Supplied data —
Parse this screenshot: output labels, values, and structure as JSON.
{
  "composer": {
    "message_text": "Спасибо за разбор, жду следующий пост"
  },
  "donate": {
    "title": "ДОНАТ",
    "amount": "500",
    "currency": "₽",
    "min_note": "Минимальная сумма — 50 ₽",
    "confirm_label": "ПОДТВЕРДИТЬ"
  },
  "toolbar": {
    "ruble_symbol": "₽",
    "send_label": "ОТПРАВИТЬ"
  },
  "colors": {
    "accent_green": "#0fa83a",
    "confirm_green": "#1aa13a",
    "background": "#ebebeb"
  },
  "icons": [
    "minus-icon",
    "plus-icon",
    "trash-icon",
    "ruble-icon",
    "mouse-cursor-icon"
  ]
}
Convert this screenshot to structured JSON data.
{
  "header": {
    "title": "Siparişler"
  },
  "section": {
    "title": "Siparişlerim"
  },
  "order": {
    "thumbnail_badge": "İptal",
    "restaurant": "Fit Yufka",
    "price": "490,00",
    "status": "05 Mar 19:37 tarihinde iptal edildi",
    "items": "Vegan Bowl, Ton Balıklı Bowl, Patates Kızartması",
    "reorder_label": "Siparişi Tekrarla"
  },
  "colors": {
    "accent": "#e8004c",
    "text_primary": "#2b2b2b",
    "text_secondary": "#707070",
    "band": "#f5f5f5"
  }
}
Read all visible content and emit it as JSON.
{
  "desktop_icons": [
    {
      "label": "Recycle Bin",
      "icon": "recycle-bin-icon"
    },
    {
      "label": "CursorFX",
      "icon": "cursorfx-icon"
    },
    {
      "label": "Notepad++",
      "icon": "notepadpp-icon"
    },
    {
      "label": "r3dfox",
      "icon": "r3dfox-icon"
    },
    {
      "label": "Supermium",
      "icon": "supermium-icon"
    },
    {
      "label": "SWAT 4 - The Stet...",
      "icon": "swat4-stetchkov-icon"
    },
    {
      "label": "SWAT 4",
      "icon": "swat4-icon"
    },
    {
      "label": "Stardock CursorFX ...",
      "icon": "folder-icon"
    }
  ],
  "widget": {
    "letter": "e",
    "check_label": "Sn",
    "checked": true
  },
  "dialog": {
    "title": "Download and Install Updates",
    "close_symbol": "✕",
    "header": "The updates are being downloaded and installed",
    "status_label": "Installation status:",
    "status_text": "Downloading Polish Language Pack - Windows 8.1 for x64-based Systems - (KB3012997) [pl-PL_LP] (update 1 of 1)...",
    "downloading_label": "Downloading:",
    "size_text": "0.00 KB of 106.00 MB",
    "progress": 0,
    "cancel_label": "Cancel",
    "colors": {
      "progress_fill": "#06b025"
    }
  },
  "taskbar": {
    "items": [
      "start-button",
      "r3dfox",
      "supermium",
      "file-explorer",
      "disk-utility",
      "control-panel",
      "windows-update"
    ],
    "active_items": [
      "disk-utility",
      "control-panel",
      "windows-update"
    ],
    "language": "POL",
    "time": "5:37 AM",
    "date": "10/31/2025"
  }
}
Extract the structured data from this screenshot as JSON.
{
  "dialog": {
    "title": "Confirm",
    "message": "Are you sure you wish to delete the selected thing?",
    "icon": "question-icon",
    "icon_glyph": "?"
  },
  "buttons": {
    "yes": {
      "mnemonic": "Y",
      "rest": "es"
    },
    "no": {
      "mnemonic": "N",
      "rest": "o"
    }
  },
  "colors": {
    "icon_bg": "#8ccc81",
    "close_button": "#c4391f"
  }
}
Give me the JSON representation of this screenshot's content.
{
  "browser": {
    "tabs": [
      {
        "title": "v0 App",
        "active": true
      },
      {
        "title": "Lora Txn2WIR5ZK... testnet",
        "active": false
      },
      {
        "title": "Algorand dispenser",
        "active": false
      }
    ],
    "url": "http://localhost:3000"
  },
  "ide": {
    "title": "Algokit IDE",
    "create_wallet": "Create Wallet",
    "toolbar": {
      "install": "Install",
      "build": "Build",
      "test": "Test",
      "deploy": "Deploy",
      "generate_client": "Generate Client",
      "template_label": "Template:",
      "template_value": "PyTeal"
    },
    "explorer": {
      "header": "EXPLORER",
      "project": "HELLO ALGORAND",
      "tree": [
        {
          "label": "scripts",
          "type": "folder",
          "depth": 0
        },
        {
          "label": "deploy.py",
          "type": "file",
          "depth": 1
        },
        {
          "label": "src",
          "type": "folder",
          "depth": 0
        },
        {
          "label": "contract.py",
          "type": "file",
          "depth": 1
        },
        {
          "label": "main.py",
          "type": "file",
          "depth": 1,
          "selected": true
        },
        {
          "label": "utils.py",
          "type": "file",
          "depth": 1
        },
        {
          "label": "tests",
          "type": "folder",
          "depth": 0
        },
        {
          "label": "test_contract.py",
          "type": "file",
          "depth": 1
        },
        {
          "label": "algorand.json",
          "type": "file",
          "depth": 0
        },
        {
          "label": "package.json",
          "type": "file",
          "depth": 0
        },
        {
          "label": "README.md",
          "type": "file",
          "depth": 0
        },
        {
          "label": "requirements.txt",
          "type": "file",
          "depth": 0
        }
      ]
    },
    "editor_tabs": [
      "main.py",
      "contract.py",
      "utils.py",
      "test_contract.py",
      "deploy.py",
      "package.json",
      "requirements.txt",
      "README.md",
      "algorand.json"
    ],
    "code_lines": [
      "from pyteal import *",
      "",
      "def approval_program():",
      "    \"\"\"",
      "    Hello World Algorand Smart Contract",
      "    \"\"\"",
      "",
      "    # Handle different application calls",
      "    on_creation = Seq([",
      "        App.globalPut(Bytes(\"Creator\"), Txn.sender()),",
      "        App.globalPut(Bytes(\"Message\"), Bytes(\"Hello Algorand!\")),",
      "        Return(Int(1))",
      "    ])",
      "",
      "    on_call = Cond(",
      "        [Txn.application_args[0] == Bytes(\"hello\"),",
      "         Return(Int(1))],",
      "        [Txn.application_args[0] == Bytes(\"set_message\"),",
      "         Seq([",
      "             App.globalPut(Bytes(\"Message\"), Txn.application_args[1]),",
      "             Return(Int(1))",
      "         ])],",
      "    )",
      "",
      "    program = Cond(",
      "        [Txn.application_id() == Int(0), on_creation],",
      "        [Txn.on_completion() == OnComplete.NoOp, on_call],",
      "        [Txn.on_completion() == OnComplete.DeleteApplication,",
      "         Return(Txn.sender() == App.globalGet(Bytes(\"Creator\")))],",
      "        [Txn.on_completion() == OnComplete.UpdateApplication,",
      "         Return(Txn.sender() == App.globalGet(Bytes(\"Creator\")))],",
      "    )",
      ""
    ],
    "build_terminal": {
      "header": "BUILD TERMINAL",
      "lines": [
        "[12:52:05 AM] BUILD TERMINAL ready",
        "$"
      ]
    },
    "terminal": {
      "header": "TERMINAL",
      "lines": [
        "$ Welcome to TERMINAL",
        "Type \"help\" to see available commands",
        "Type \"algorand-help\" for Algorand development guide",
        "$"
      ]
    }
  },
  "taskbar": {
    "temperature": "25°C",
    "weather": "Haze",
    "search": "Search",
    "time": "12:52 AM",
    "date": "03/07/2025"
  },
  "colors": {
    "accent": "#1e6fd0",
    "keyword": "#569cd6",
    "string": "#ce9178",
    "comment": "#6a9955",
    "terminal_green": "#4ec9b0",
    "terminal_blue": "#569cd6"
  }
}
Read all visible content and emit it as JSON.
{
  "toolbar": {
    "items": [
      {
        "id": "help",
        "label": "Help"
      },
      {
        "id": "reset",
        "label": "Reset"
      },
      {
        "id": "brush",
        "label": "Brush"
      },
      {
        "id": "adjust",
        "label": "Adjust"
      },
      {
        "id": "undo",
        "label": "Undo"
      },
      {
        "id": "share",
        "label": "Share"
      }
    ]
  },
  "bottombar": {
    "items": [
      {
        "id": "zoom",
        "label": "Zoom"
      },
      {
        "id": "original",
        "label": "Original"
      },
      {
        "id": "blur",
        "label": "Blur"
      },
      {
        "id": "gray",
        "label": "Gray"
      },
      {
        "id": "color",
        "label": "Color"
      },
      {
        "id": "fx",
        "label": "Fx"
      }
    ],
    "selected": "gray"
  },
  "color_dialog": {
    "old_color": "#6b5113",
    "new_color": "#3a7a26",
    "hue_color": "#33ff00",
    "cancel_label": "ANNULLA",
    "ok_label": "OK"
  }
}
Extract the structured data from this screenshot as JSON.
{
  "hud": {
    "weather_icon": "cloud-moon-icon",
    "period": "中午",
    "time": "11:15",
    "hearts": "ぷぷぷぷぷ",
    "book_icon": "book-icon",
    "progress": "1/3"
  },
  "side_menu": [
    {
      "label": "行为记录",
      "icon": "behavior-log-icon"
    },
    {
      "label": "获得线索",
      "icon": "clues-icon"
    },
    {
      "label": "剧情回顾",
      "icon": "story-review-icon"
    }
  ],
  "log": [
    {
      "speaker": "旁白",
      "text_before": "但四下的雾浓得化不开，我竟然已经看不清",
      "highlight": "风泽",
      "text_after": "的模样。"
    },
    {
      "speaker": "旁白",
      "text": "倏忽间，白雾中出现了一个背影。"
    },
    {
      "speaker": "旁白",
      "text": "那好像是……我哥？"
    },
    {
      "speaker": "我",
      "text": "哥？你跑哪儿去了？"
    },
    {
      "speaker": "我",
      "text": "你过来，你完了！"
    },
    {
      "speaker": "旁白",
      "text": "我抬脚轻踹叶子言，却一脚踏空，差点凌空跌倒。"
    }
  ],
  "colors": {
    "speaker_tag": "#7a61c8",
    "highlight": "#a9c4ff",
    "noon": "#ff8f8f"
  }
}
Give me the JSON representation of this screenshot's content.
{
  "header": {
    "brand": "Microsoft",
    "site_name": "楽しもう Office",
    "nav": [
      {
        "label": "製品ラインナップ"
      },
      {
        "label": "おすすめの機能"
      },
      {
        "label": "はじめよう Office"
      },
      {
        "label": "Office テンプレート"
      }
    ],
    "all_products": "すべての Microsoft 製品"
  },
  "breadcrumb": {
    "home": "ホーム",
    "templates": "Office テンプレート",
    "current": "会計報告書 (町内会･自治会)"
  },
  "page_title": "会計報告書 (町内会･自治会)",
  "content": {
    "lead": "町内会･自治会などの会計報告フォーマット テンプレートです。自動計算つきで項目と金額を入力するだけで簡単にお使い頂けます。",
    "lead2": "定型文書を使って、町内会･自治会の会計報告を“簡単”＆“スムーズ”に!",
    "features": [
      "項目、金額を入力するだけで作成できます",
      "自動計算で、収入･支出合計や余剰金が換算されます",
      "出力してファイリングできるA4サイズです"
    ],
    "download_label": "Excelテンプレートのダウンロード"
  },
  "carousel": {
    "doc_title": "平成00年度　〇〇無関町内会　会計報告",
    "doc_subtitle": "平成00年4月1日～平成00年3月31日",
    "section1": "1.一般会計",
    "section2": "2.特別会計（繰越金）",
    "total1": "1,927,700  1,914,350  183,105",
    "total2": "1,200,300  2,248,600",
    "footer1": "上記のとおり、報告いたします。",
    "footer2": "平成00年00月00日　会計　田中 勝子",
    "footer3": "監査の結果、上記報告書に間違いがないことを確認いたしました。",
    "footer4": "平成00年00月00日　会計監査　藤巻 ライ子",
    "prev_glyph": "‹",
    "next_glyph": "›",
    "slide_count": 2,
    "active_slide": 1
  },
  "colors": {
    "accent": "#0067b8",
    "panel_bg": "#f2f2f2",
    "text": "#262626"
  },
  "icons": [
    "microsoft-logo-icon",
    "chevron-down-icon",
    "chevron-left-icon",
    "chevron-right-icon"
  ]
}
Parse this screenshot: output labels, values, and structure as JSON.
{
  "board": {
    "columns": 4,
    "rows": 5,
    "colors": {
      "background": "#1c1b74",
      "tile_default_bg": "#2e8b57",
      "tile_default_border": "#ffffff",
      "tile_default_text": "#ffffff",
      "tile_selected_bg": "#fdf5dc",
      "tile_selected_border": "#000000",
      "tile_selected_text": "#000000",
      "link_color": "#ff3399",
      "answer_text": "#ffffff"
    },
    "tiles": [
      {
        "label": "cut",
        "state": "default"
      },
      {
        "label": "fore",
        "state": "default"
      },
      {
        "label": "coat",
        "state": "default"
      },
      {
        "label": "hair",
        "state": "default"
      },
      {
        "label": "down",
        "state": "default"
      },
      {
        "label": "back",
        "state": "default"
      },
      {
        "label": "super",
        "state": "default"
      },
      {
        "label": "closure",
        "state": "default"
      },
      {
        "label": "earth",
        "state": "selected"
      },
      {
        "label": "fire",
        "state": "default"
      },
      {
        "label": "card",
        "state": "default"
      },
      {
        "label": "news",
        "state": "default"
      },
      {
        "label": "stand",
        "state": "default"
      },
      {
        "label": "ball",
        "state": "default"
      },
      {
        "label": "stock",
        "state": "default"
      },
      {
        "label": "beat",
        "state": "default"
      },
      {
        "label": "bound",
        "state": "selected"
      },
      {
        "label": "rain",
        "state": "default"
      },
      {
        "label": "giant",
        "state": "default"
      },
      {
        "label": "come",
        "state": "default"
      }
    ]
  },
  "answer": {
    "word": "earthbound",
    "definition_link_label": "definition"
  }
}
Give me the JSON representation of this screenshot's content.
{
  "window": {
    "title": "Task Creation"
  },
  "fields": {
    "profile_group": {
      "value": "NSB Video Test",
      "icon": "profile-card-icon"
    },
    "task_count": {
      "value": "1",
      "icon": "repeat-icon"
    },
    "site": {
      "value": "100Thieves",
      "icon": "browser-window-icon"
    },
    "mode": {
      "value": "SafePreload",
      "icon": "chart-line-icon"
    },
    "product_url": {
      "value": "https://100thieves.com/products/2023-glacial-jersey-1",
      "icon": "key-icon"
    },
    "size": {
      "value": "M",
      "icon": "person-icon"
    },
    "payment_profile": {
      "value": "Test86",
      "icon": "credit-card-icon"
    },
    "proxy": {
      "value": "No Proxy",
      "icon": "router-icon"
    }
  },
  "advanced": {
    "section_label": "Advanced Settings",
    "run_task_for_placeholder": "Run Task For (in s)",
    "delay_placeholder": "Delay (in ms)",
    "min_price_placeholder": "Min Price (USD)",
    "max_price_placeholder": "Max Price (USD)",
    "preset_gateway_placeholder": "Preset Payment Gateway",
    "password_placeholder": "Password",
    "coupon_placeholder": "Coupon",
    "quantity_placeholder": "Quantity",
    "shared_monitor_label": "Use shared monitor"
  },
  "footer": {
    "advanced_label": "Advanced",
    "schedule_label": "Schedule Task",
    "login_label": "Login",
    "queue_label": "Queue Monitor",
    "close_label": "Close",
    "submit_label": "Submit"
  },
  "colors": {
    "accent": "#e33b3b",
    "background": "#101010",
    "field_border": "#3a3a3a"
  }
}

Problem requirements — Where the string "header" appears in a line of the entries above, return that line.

Written reply —
  "header": {
    "header": "The updates are being downloaded and installed",
      "header": "EXPLORER",
      "header": "BUILD TERMINAL",
      "header": "TERMINAL",
  "header": {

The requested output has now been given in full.